**Prompt**
The records below must be retyped exactly.

**Excerpts from an interface dataset**
━━━━━━━━
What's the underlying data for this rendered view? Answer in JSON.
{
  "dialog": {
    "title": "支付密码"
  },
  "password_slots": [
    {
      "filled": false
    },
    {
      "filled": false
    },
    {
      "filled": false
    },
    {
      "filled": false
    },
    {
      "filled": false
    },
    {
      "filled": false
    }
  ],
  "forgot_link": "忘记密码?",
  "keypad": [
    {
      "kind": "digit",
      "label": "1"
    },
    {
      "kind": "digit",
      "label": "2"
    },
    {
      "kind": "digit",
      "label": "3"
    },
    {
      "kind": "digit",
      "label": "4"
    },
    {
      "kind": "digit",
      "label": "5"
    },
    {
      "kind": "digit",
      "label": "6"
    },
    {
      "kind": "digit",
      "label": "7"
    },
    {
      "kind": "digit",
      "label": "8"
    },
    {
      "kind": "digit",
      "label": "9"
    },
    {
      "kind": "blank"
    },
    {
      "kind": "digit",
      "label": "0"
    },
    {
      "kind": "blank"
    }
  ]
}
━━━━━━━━
**Answer to the exercise**
What's the underlying data for this rendered view? Answer in JSON.
{
  "dialog": {
    "title": "支付密码"
  },
  "password_slots": [
    {
      "filled": false
    },
    {
      "filled": false
    },
    {
      "filled": false
    },
    {
      "filled": false
    },
    {
      "filled": false
    },
    {
      "filled": false
    }
  ],
  "forgot_link": "忘记密码?",
  "keypad": [
    {
      "kind": "digit",
      "label": "1"
    },
    {
      "kind": "digit",
      "label": "2"
    },
    {
      "kind": "digit",
      "label": "3"
    },
    {
      "kind": "digit",
      "label": "4"
    },
    {
      "kind": "digit",
      "label": "5"
    },
    {
      "kind": "digit",
      "label": "6"
    },
    {
      "kind": "digit",
      "label": "7"
    },
    {
      "kind": "digit",
      "label": "8"
    },
    {
      "kind": "digit",
      "label": "9"
    },
    {
      "kind": "blank"
    },
    {
      "kind": "digit",
      "label": "0"
    },
    {
      "kind": "blank"
    }
  ]
}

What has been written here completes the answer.